They had also found that when they attacked leukemic cells in the spine with radiation treatments, children went into even longer periods of remission.
"With that, the relapse rate in the central nervous system went from 70 percent to 5 percent," Albo said.
But it took almost another 10 years, however, for the effects of radiation on children's delicate spinal columns to become apparent.
Like Jim Stewart, children who had this treatment would eventually have trouble grasping mathematical concepts. With that discovery, the radiation intensity was reduced, but the cognitive problems did not disappear.
Problems were exacerbated for Jim because just as his treatment was ending in 1979 leukemic cells appeared in his testicles. Doctors continued radiation for two more years.
During these procedures, many of Jim's veins had collapsed. It was harder and harder to find usable veins. Sometimes the drugs leaked, burning his hands.
"I remember I'd grab my grandma by the throat it hurt so much," Jim said.

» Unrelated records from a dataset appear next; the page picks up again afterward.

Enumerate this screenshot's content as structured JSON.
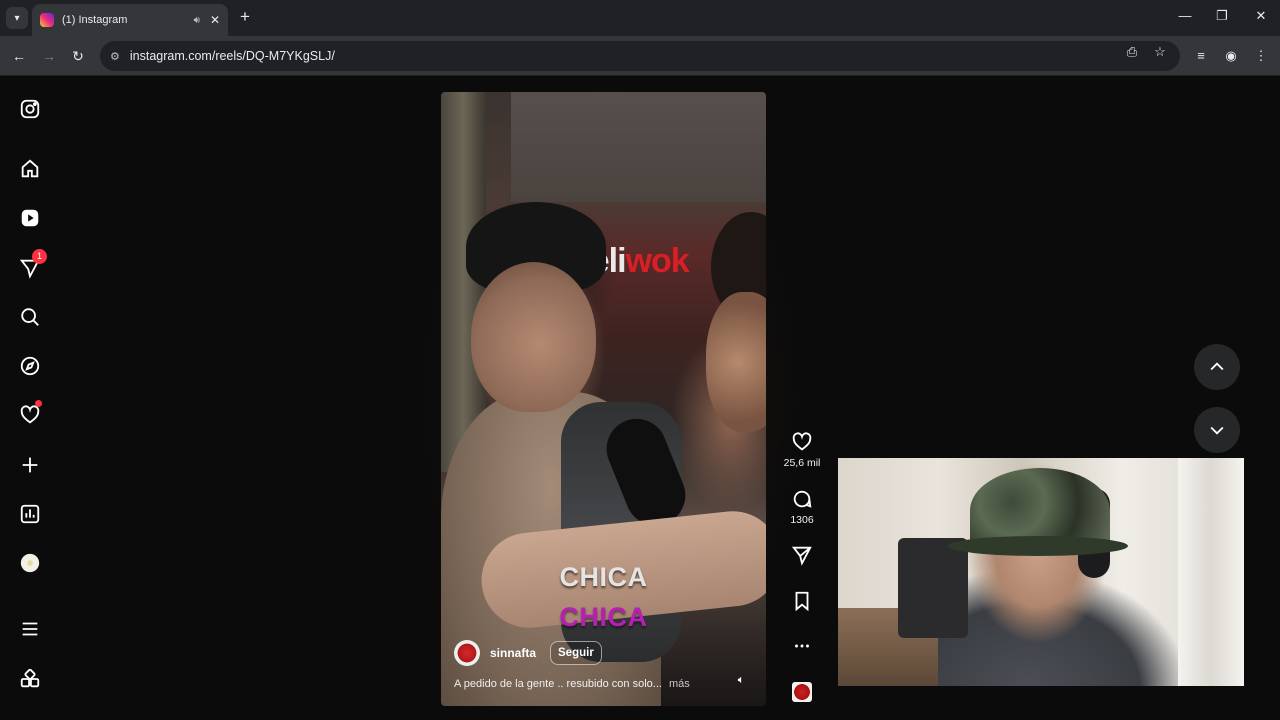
{
  "browser": {
    "tab_title": "(1) Instagram",
    "url": "instagram.com/reels/DQ-M7YKgSLJ/"
  },
  "sidebar": {
    "notifications_badge": "1"
  },
  "reel": {
    "caption_line1": "CHICA",
    "caption_line2": "CHICA",
    "sign_text_white": "deli",
    "sign_text_red": "wok",
    "username": "sinnafta",
    "follow_label": "Seguir",
    "description": "A pedido de la gente .. resubido con solo... ",
    "more_label": "más"
  },
  "actions": {
    "likes": "25,6 mil",
    "comments": "1306"
  },
  "colors": {
    "badge": "#ff3040",
    "caption_purple": "#b61fb3",
    "background": "#0b0b0c"
  }
}
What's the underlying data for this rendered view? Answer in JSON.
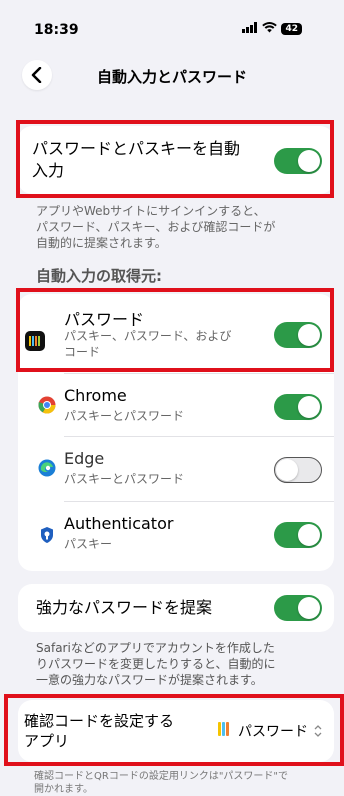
{
  "status": {
    "time": "18:39",
    "battery": "42"
  },
  "nav": {
    "title": "自動入力とパスワード"
  },
  "autofill": {
    "label_line1": "パスワードとパスキーを自動",
    "label_line2": "入力",
    "description": [
      "アプリやWebサイトにサインインすると、",
      "パスワード、パスキー、および確認コードが",
      "自動的に提案されます。"
    ],
    "enabled": true
  },
  "section_title": "自動入力の取得元:",
  "sources": [
    {
      "name": "パスワード",
      "sub_line1": "パスキー、パスワード、および",
      "sub_line2": "コード",
      "enabled": true,
      "icon": "passwords-app-icon"
    },
    {
      "name": "Chrome",
      "sub_line1": "パスキーとパスワード",
      "enabled": true,
      "icon": "chrome-icon"
    },
    {
      "name": "Edge",
      "sub_line1": "パスキーとパスワード",
      "enabled": false,
      "icon": "edge-icon"
    },
    {
      "name": "Authenticator",
      "sub_line1": "パスキー",
      "enabled": true,
      "icon": "authenticator-icon"
    }
  ],
  "strong_password": {
    "label": "強力なパスワードを提案",
    "enabled": true,
    "description": [
      "Safariなどのアプリでアカウントを作成した",
      "りパスワードを変更したりすると、自動的に",
      "一意の強力なパスワードが提案されます。"
    ]
  },
  "verification": {
    "label_line1": "確認コードを設定する",
    "label_line2": "アプリ",
    "value": "パスワード",
    "footer_line1": "確認コードとQRコードの設定用リンクは\"パスワード\"で",
    "footer_line2": "開かれます。"
  },
  "colors": {
    "toggle_on": "#2c9a48",
    "highlight": "#e0101b"
  }
}
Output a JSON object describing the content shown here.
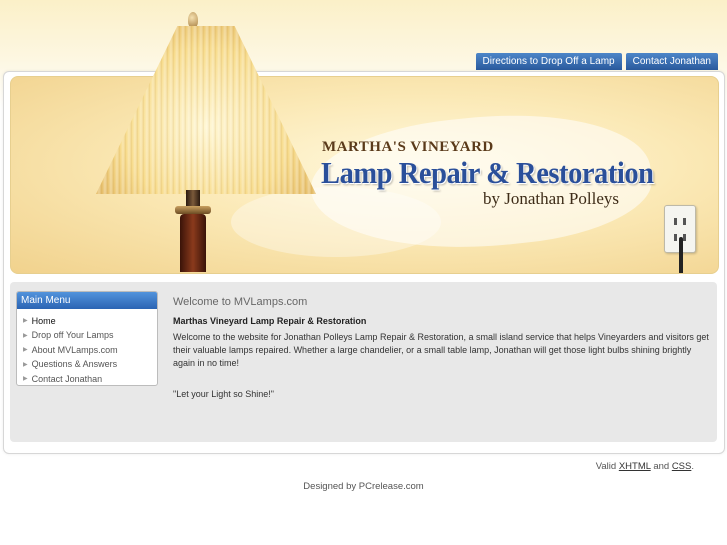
{
  "topnav": {
    "items": [
      "Directions to Drop Off a Lamp",
      "Contact Jonathan"
    ]
  },
  "banner": {
    "line1": "MARTHA'S VINEYARD",
    "line2": "Lamp Repair & Restoration",
    "line3": "by Jonathan Polleys"
  },
  "menu": {
    "title": "Main Menu",
    "items": [
      "Home",
      "Drop off Your Lamps",
      "About MVLamps.com",
      "Questions & Answers",
      "Contact Jonathan"
    ],
    "active": "Home"
  },
  "content": {
    "heading": "Welcome to MVLamps.com",
    "subheading": "Marthas Vineyard Lamp Repair & Restoration",
    "body": "Welcome to the website for Jonathan Polleys Lamp Repair & Restoration, a small island service that helps Vineyarders and visitors get their valuable lamps repaired. Whether a large chandelier, or a small table lamp, Jonathan will get those light bulbs shining brightly again in no time!",
    "quote": "\"Let your Light so Shine!\""
  },
  "footer": {
    "valid_prefix": "Valid",
    "xhtml": "XHTML",
    "and": "and",
    "css": "CSS",
    "designed": "Designed by PCrelease.com"
  },
  "colors": {
    "nav_blue": "#2a5a9d",
    "title_blue": "#2a4f9a",
    "panel_gray": "#e8e8e8"
  }
}
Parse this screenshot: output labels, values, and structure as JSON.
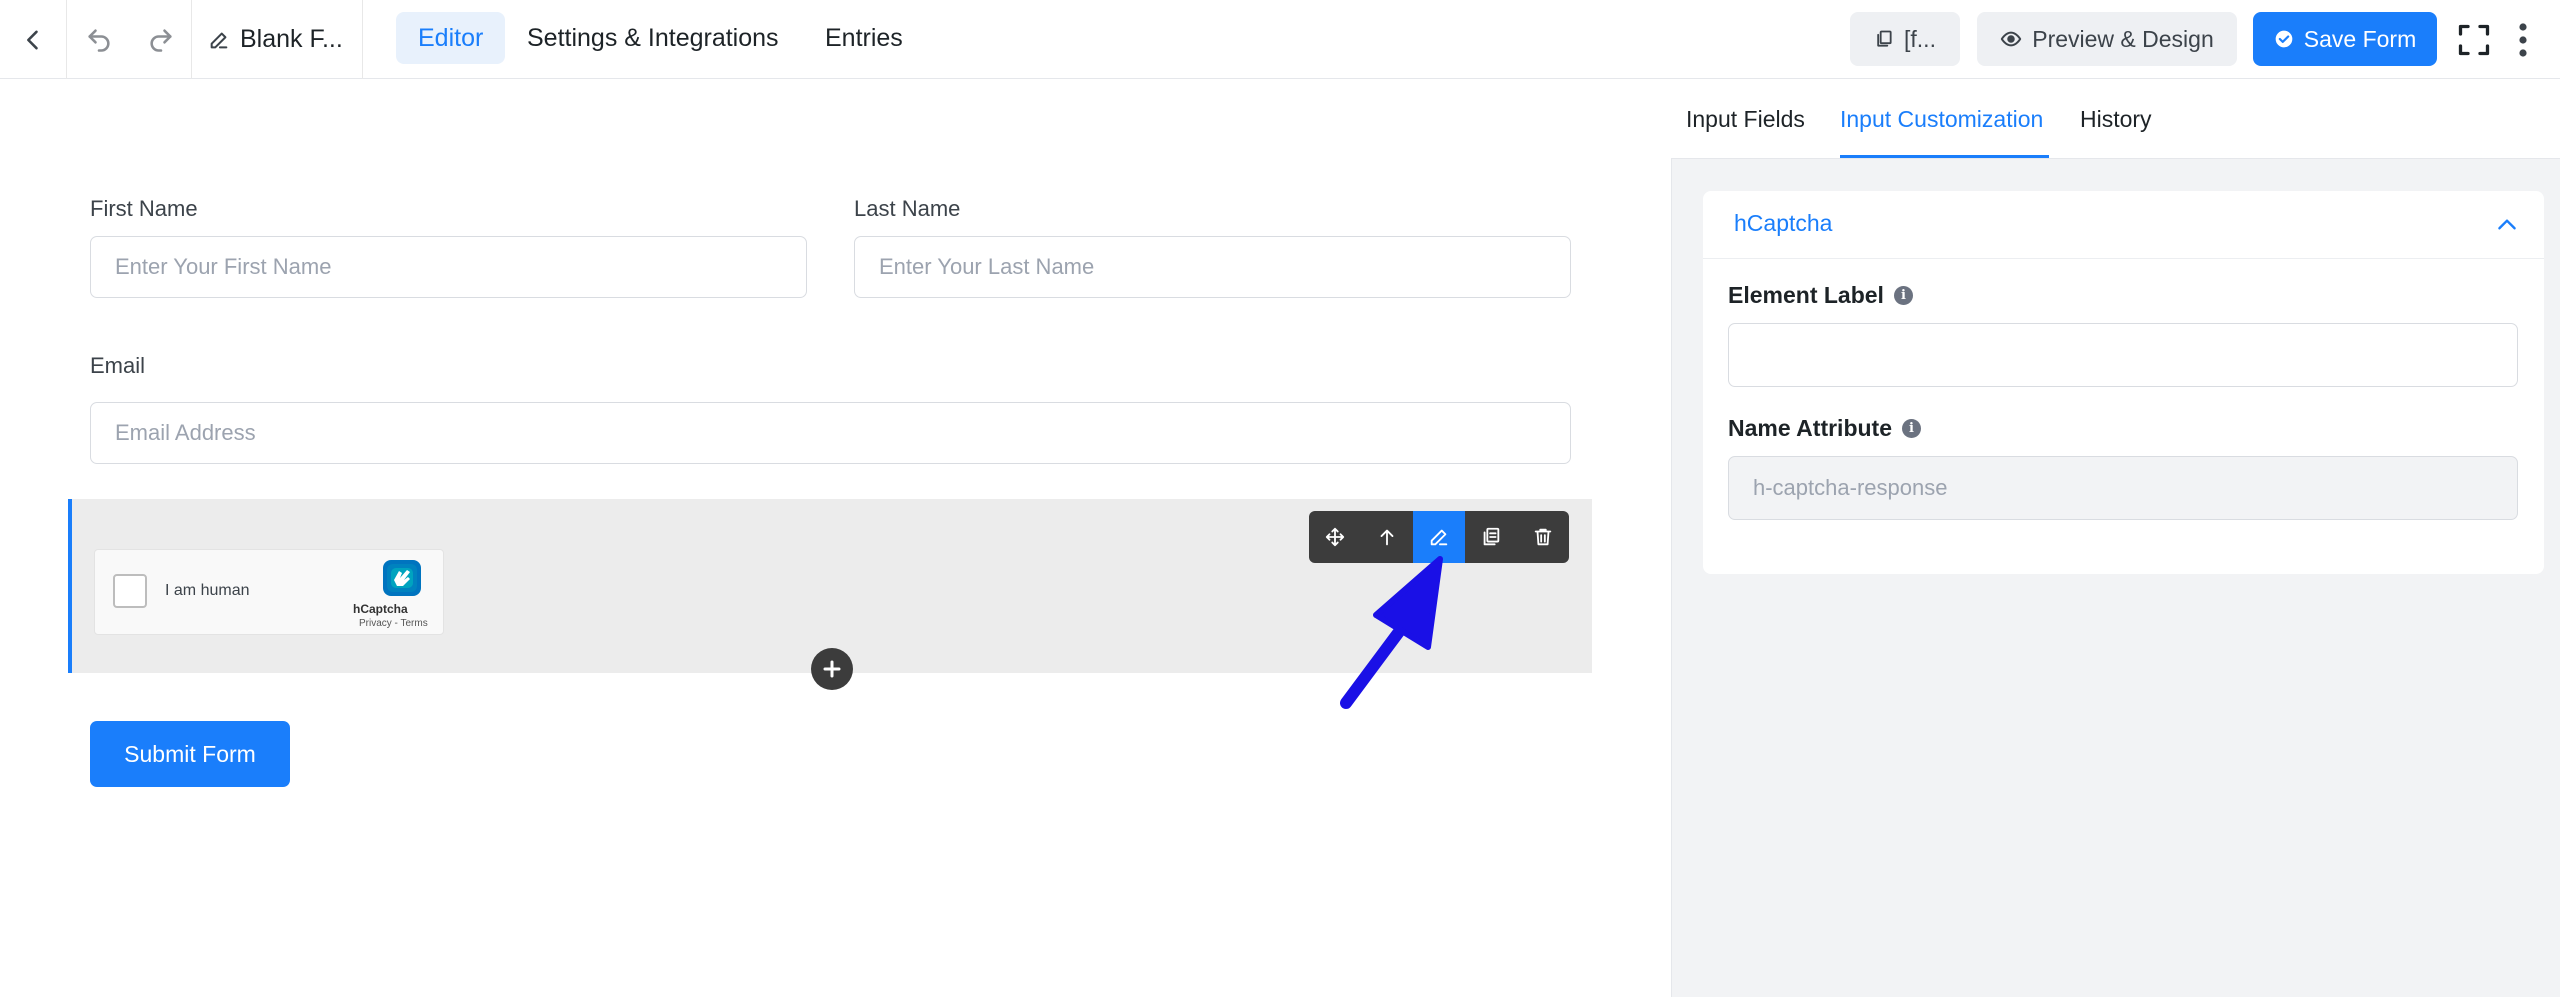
{
  "topbar": {
    "form_name": "Blank F...",
    "tabs": [
      {
        "label": "Editor",
        "active": true
      },
      {
        "label": "Settings & Integrations",
        "active": false
      },
      {
        "label": "Entries",
        "active": false
      }
    ],
    "shortcode_label": "[f...",
    "preview_label": "Preview & Design",
    "save_label": "Save Form"
  },
  "form": {
    "first_name": {
      "label": "First Name",
      "placeholder": "Enter Your First Name"
    },
    "last_name": {
      "label": "Last Name",
      "placeholder": "Enter Your Last Name"
    },
    "email": {
      "label": "Email",
      "placeholder": "Email Address"
    },
    "captcha": {
      "text": "I am human",
      "brand": "hCaptcha",
      "links": "Privacy - Terms"
    },
    "submit_label": "Submit Form"
  },
  "panel": {
    "tabs": [
      {
        "label": "Input Fields",
        "active": false
      },
      {
        "label": "Input Customization",
        "active": true
      },
      {
        "label": "History",
        "active": false
      }
    ],
    "section_title": "hCaptcha",
    "element_label": {
      "label": "Element Label",
      "value": ""
    },
    "name_attribute": {
      "label": "Name Attribute",
      "value": "h-captcha-response"
    }
  },
  "colors": {
    "accent": "#1a7efb",
    "annotation_arrow": "#1a10e6"
  }
}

While the arduous treatments Alex receives are unnerving - and the drugs' side effects can be fierce - advances made during treatments of children like Jim in the past two decades have made tremendous differences in long-term survival.
• Doctors know to continue treatment in boys for three years, three months to prevent reoccurence of leukemic cells in the testicles. For girls, the treatment remains at two years.
• Doctors learned to provide different levels of treatment to low-, intermediate- and high-risk children. High-risk children may still receive radiation.
• Topical anesthetics can now be applied to prevent pain from injections, and the plastic device inserted in the child's chest for the duration of the treatment has eliminated the problems of finding open veins.
Jim is a large, quiet man who drives a truck for Goodwill Industries business division. He is more animated and enthusiastic when he describes his weekend and evening volunteer stints for the American Red Cross emergency services. Last week, he dressed up as Santa Claus for a local party.
In the midst of a divorce after five years of marriage, he has moved in with his mother and grandmother.
He is prone to bronchial infections and must take testosterone monthly because of the radiation damage to his testicles. He is sterile. He graduated with his Oliver High School classmates in 1987 after struggling through special classes.
In a medical world spinning with absolute numbers, percentages and predictions, he defied the slim odds given him 21 years ago.
In those early, scary years, Jim often sneaked into bed at night with his mother.
"He told me he knew he might not live," said Carol Stewart, 51. "I didn't want to die at night," Jim said.
Now, he often falls asleep with the television on.
The voices in the background remind him that he is very much alive.